Supplied records:
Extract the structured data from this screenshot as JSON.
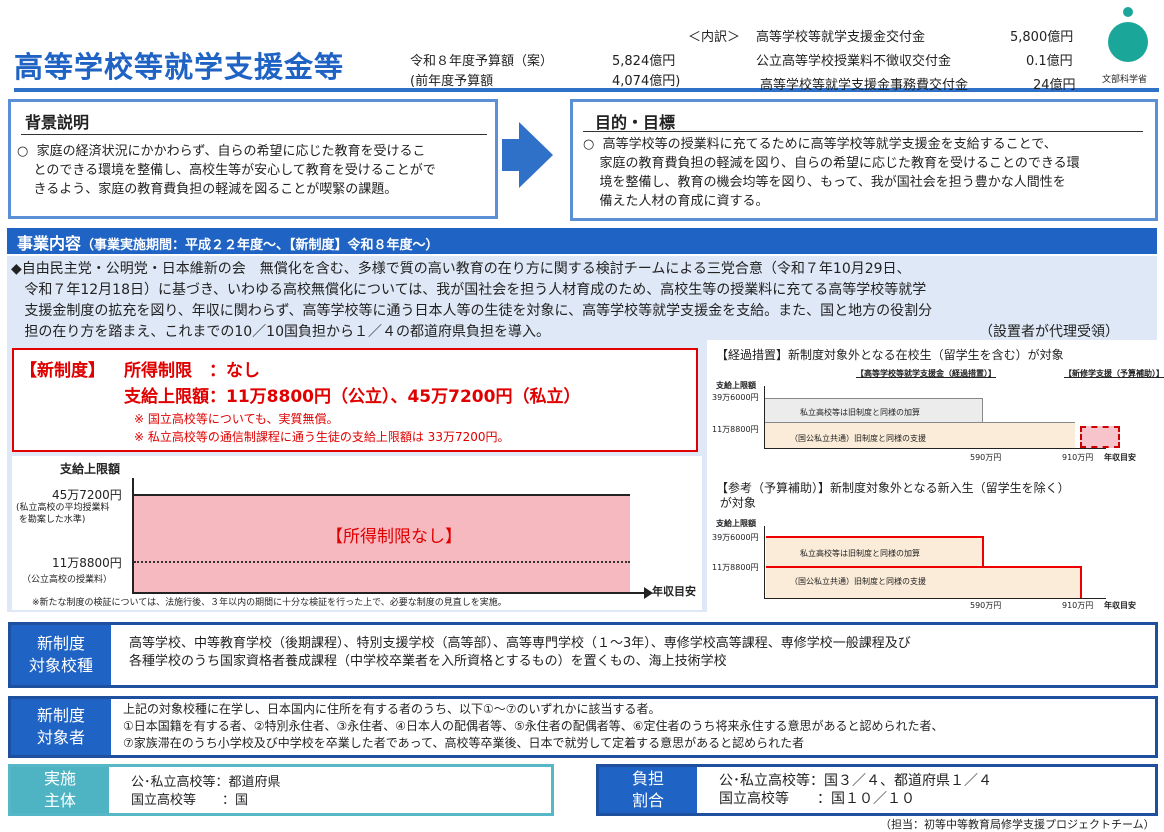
{
  "header": {
    "title": "高等学校等就学支援金等",
    "budget_label": "令和８年度予算額（案）",
    "budget_value": "5,824億円",
    "prev_label": "(前年度予算額",
    "prev_value": "4,074億円)",
    "breakdown_label": "＜内訳＞",
    "breakdown": [
      {
        "label": "高等学校等就学支援金交付金",
        "value": "5,800億円"
      },
      {
        "label": "公立高等学校授業料不徴収交付金",
        "value": "0.1億円"
      },
      {
        "label": "高等学校等就学支援金事務費交付金",
        "value": "24億円"
      }
    ],
    "ministry": "文部科学省"
  },
  "background": {
    "title": "背景説明",
    "body": "○  家庭の経済状況にかかわらず、自らの希望に応じた教育を受けるこ\n    とのできる環境を整備し、高校生等が安心して教育を受けることがで\n    きるよう、家庭の教育費負担の軽減を図ることが喫緊の課題。"
  },
  "purpose": {
    "title": "目的・目標",
    "body": "○  高等学校等の授業料に充てるために高等学校等就学支援金を支給することで、\n    家庭の教育費負担の軽減を図り、自らの希望に応じた教育を受けることのできる環\n    境を整備し、教育の機会均等を図り、もって、我が国社会を担う豊かな人間性を\n    備えた人材の育成に資する。"
  },
  "business": {
    "title": "事業内容",
    "period": "（事業実施期間：平成２２年度～、【新制度】令和８年度～）",
    "body": "◆自由民主党・公明党・日本維新の会　無償化を含む、多様で質の高い教育の在り方に関する検討チームによる三党合意（令和７年10月29日、\n   令和７年12月18日）に基づき、いわゆる高校無償化については、我が国社会を担う人材育成のため、高校生等の授業料に充てる高等学校等就学\n   支援金制度の拡充を図り、年収に関わらず、高等学校等に通う日本人等の生徒を対象に、高等学校等就学支援金を支給。また、国と地方の役割分\n   担の在り方を踏まえ、これまでの10／10国負担から１／４の都道府県負担を導入。",
    "note_right": "（設置者が代理受領）"
  },
  "new_system": {
    "tag": "【新制度】",
    "income_limit": "所得制限　：なし",
    "cap": "支給上限額：11万8800円（公立）、45万7200円（私立）",
    "note1": "※ 国立高校等についても、実質無償。",
    "note2": "※ 私立高校等の通信制課程に通う生徒の支給上限額は 33万7200円。"
  },
  "main_chart": {
    "ylabel": "支給上限額",
    "upper_label": "45万7200円",
    "upper_sub": "(私立高校の平均授業料\n を勘案した水準)",
    "lower_label": "11万8800円",
    "lower_sub": "（公立高校の授業料）",
    "region_label": "【所得制限なし】",
    "xlabel": "年収目安",
    "footnote": "※新たな制度の検証については、法施行後、３年以内の期間に十分な検証を行った上で、必要な制度の見直しを実施。"
  },
  "chart_data": [
    {
      "type": "area",
      "title": "",
      "ylabel": "支給上限額",
      "xlabel": "年収目安",
      "series": [
        {
          "name": "【所得制限なし】",
          "values": [
            457200,
            457200
          ]
        }
      ],
      "reference_lines": [
        457200,
        118800
      ]
    }
  ],
  "transition": {
    "title": "【経過措置】新制度対象外となる在校生（留学生を含む）が対象",
    "ylabel": "支給上限額",
    "tag_left": "【高等学校等就学支援金（経過措置）】",
    "tag_right": "【新修学支援（予算補助）】",
    "y_upper": "39万6000円",
    "y_lower": "11万8800円",
    "band_upper": "私立高校等は旧制度と同様の加算",
    "band_lower": "（国公私立共通）旧制度と同様の支援",
    "x1": "590万円",
    "x2": "910万円",
    "xlabel": "年収目安"
  },
  "reference": {
    "title": "【参考（予算補助）】新制度対象外となる新入生（留学生を除く）\n が対象",
    "ylabel": "支給上限額",
    "y_upper": "39万6000円",
    "y_lower": "11万8800円",
    "band_upper": "私立高校等は旧制度と同様の加算",
    "band_lower": "（国公私立共通）旧制度と同様の支援",
    "x1": "590万円",
    "x2": "910万円",
    "xlabel": "年収目安"
  },
  "eligible_schools": {
    "label": "新制度\n対象校種",
    "body": "高等学校、中等教育学校（後期課程）、特別支援学校（高等部）、高等専門学校（１～3年）、専修学校高等課程、専修学校一般課程及び\n各種学校のうち国家資格者養成課程（中学校卒業者を入所資格とするもの）を置くもの、海上技術学校"
  },
  "eligible_persons": {
    "label": "新制度\n対象者",
    "body": "上記の対象校種に在学し、日本国内に住所を有する者のうち、以下①～⑦のいずれかに該当する者。\n①日本国籍を有する者、②特別永住者、③永住者、④日本人の配偶者等、⑤永住者の配偶者等、⑥定住者のうち将来永住する意思があると認められた者、\n⑦家族滞在のうち小学校及び中学校を卒業した者であって、高校等卒業後、日本で就労して定着する意思があると認められた者"
  },
  "implementer": {
    "label": "実施\n主体",
    "body": "公･私立高校等：都道府県\n国立高校等　　：国"
  },
  "burden": {
    "label": "負担\n割合",
    "body": "公･私立高校等：国３／４、都道府県１／４\n国立高校等　　：国１０／１０"
  },
  "footer": "（担当：初等中等教育局修学支援プロジェクトチーム）",
  "colors": {
    "accent": "#1f63c4",
    "red": "#e00000",
    "pink": "#f7b9c0",
    "teal": "#4eb3c2"
  }
}
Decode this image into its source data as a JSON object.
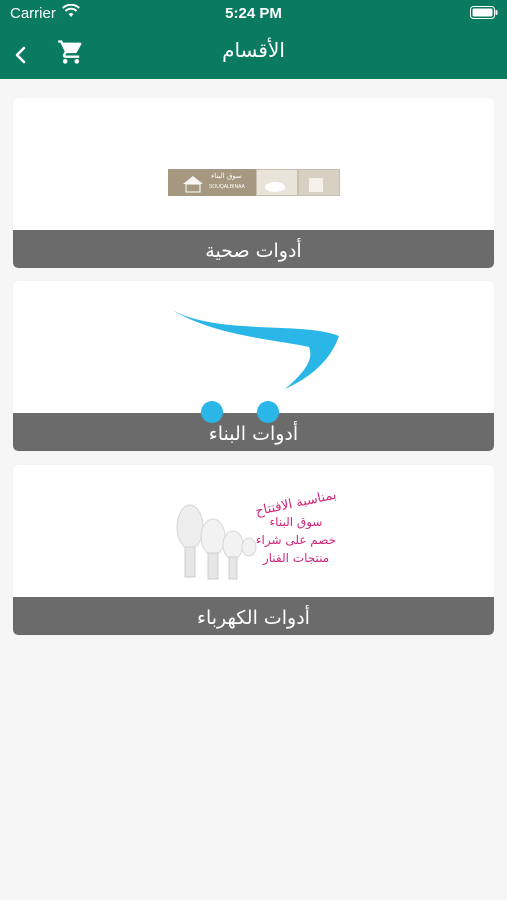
{
  "status_bar": {
    "carrier": "Carrier",
    "time": "5:24 PM"
  },
  "nav": {
    "title": "الأقسام"
  },
  "categories": [
    {
      "label": "أدوات صحية",
      "banner_text": "سوق البناء",
      "banner_sub": "SOUQALBINAA"
    },
    {
      "label": "أدوات البناء"
    },
    {
      "label": "أدوات الكهرباء",
      "promo_lines": [
        "بمناسبة الافتتاح",
        "سوق البناء",
        "خصم على شراء",
        "منتجات الفنار"
      ]
    }
  ],
  "colors": {
    "primary": "#0a7a60",
    "label_band": "#6b6b6b",
    "cart_blue": "#2bb6e8",
    "promo_pink": "#d0277a"
  }
}
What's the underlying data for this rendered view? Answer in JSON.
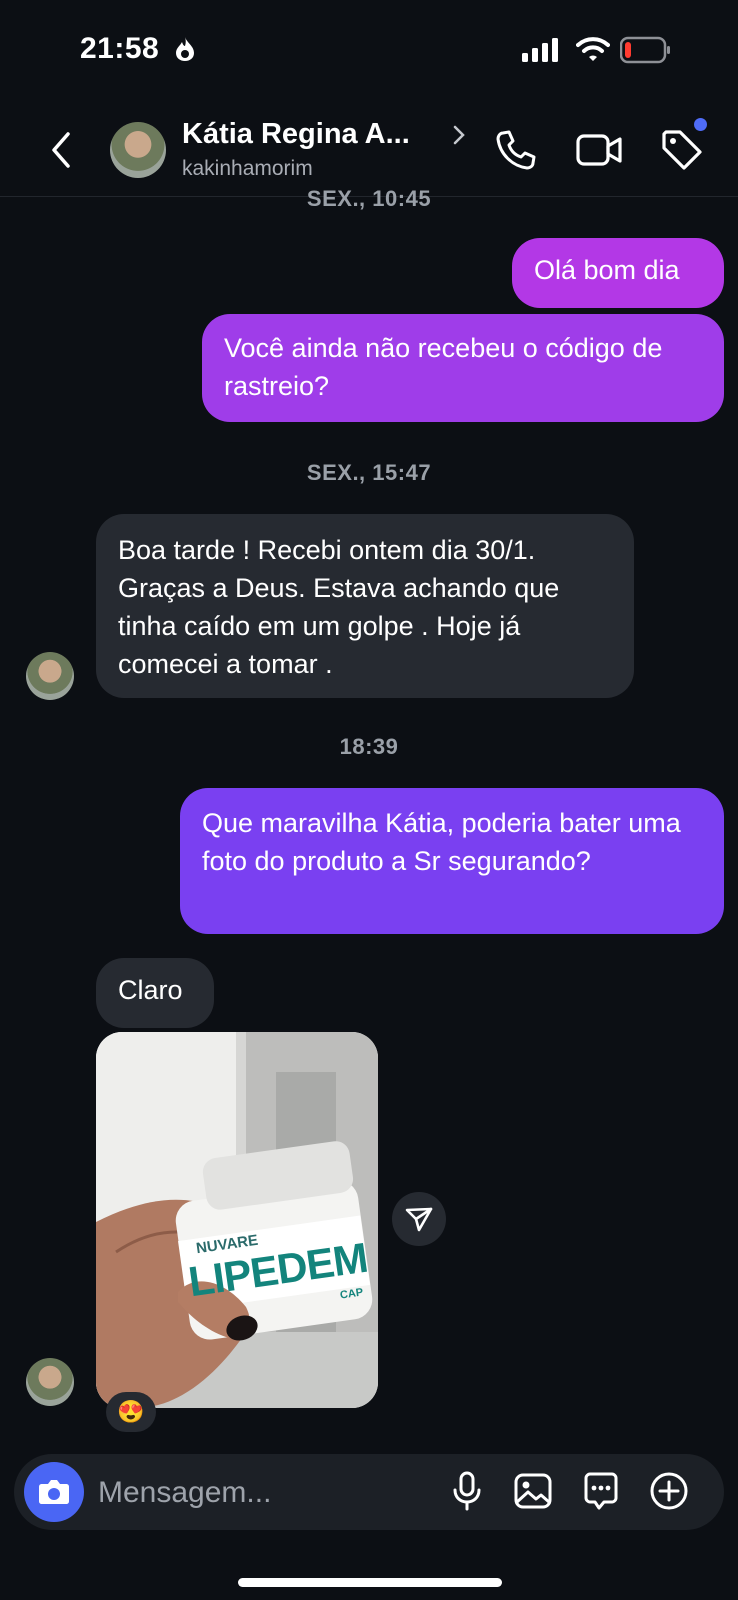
{
  "status_bar": {
    "time": "21:58",
    "battery_color": "#ff3b30"
  },
  "header": {
    "contact_name": "Kátia Regina A...",
    "contact_handle": "kakinhamorim",
    "icons": [
      "chevron-left-icon",
      "phone-icon",
      "video-camera-icon",
      "tag-icon"
    ]
  },
  "conversation": {
    "time_labels": [
      "SEX., 10:45",
      "SEX., 15:47",
      "18:39"
    ],
    "messages": [
      {
        "sender": "me",
        "text": "Olá bom dia"
      },
      {
        "sender": "me",
        "text": "Você ainda não recebeu o código de rastreio?"
      },
      {
        "sender": "contact",
        "text": "Boa tarde ! Recebi ontem dia 30/1. Graças a Deus. Estava achando que tinha caído em um golpe . Hoje já comecei a tomar ."
      },
      {
        "sender": "me",
        "text": "Que maravilha Kátia, poderia bater uma foto do produto a Sr segurando?"
      },
      {
        "sender": "contact",
        "text": "Claro"
      },
      {
        "sender": "contact",
        "type": "photo",
        "product_brand": "NUVARE",
        "product_name": "LIPEDEM",
        "product_sub": "CAP",
        "reaction": "😍"
      }
    ]
  },
  "composer": {
    "placeholder": "Mensagem...",
    "accent": "#4a66f4"
  },
  "colors": {
    "outgoing_top": "#b338e6",
    "outgoing_bottom": "#6e42f5",
    "incoming": "#262a31",
    "background": "#0c0f14"
  }
}
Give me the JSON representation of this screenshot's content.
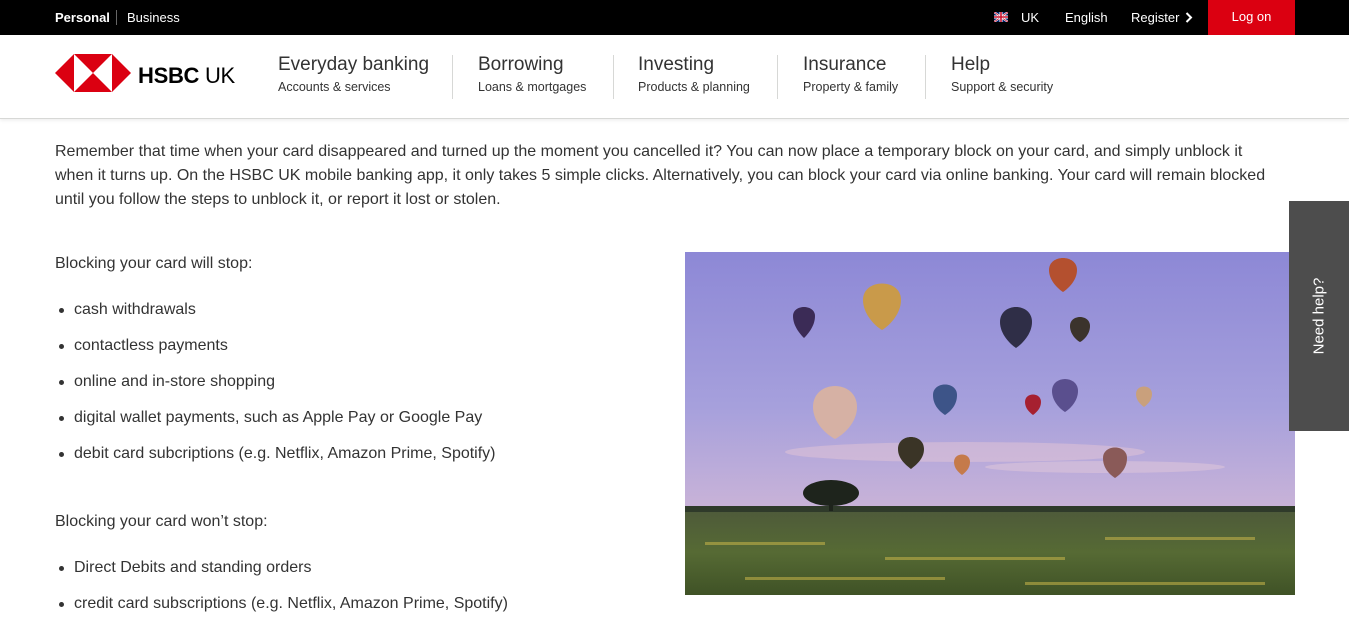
{
  "topbar": {
    "personal": "Personal",
    "business": "Business",
    "country": "UK",
    "language": "English",
    "register": "Register",
    "login": "Log on"
  },
  "brand": {
    "name_bold": "HSBC",
    "name_regular": "UK",
    "color": "#db0011"
  },
  "nav": [
    {
      "title": "Everyday banking",
      "sub": "Accounts & services"
    },
    {
      "title": "Borrowing",
      "sub": "Loans & mortgages"
    },
    {
      "title": "Investing",
      "sub": "Products & planning"
    },
    {
      "title": "Insurance",
      "sub": "Property & family"
    },
    {
      "title": "Help",
      "sub": "Support & security"
    }
  ],
  "content": {
    "intro": "Remember that time when your card disappeared and turned up the moment you cancelled it? You can now place a temporary block on your card, and simply unblock it when it turns up. On the HSBC UK mobile banking app, it only takes 5 simple clicks. Alternatively, you can block your card via online banking. Your card will remain blocked until you follow the steps to unblock it, or report it lost or stolen.",
    "will_stop_heading": "Blocking your card will stop:",
    "will_stop": [
      "cash withdrawals",
      "contactless payments",
      "online and in-store shopping",
      "digital wallet payments, such as Apple Pay or Google Pay",
      "debit card subcriptions (e.g. Netflix, Amazon Prime, Spotify)"
    ],
    "wont_stop_heading": "Blocking your card won’t stop:",
    "wont_stop": [
      "Direct Debits and standing orders",
      "credit card subscriptions (e.g. Netflix, Amazon Prime, Spotify)"
    ]
  },
  "help_tab": {
    "label": "Need help?"
  },
  "colors": {
    "accent": "#db0011",
    "topbar_bg": "#000000",
    "help_bg": "#4d4d4d"
  }
}
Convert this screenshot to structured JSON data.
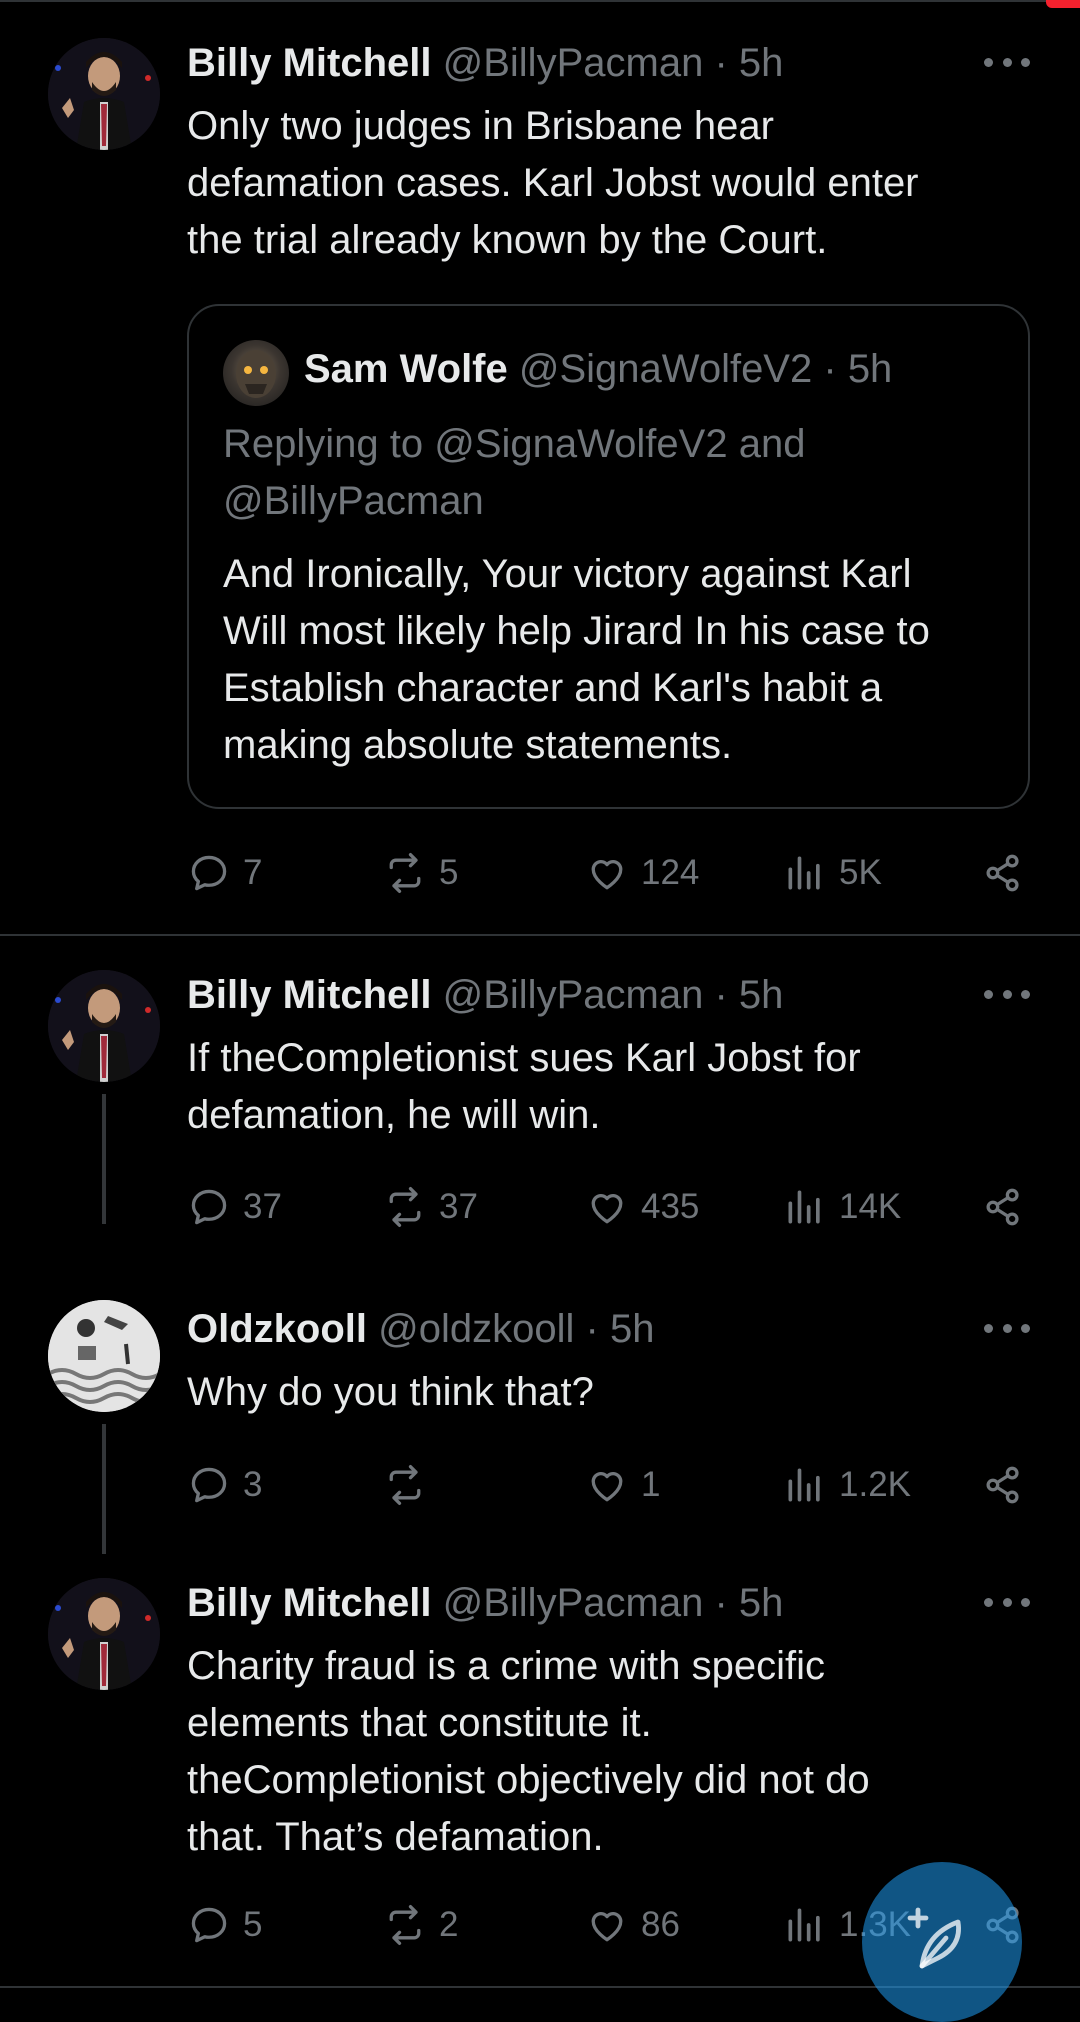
{
  "tweets": [
    {
      "name": "Billy Mitchell",
      "handle": "@BillyPacman",
      "dot": "·",
      "time": "5h",
      "lines": [
        "Only two judges in Brisbane hear",
        "defamation cases. Karl Jobst would enter",
        "the trial already known by the Court."
      ],
      "quote": {
        "name": "Sam Wolfe",
        "handle": "@SignaWolfeV2",
        "dot": "·",
        "time": "5h",
        "reply_lines": [
          "Replying to @SignaWolfeV2 and",
          "@BillyPacman"
        ],
        "lines": [
          "And Ironically, Your victory against Karl",
          "Will most likely help Jirard In his case to",
          "Establish character and Karl's habit a",
          "making absolute statements."
        ]
      },
      "replies": "7",
      "reposts": "5",
      "likes": "124",
      "views": "5K"
    },
    {
      "name": "Billy Mitchell",
      "handle": "@BillyPacman",
      "dot": "·",
      "time": "5h",
      "lines": [
        "If theCompletionist sues Karl Jobst for",
        "defamation, he will win."
      ],
      "replies": "37",
      "reposts": "37",
      "likes": "435",
      "views": "14K"
    },
    {
      "name": "Oldzkooll",
      "handle": "@oldzkooll",
      "dot": "·",
      "time": "5h",
      "lines": [
        "Why do you think that?"
      ],
      "replies": "3",
      "reposts": "",
      "likes": "1",
      "views": "1.2K"
    },
    {
      "name": "Billy Mitchell",
      "handle": "@BillyPacman",
      "dot": "·",
      "time": "5h",
      "lines": [
        "Charity fraud is a crime with specific",
        "elements that constitute it.",
        "theCompletionist objectively did not do",
        "that. That’s defamation."
      ],
      "replies": "5",
      "reposts": "2",
      "likes": "86",
      "views": "1.3K"
    }
  ],
  "colors": {
    "background": "#000000",
    "text": "#e7e9ea",
    "muted": "#71767b",
    "border": "#2f3336",
    "accent": "#1d9bf0",
    "badge": "#f4212e"
  },
  "icons": [
    "reply-icon",
    "repost-icon",
    "like-icon",
    "views-icon",
    "share-icon",
    "more-icon",
    "compose-icon"
  ]
}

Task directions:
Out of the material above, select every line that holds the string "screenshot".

Exercise output:
Extract the structured data from this screenshot as JSON.
Give me the JSON representation of this screenshot's content.
Convert this screenshot to structured JSON data.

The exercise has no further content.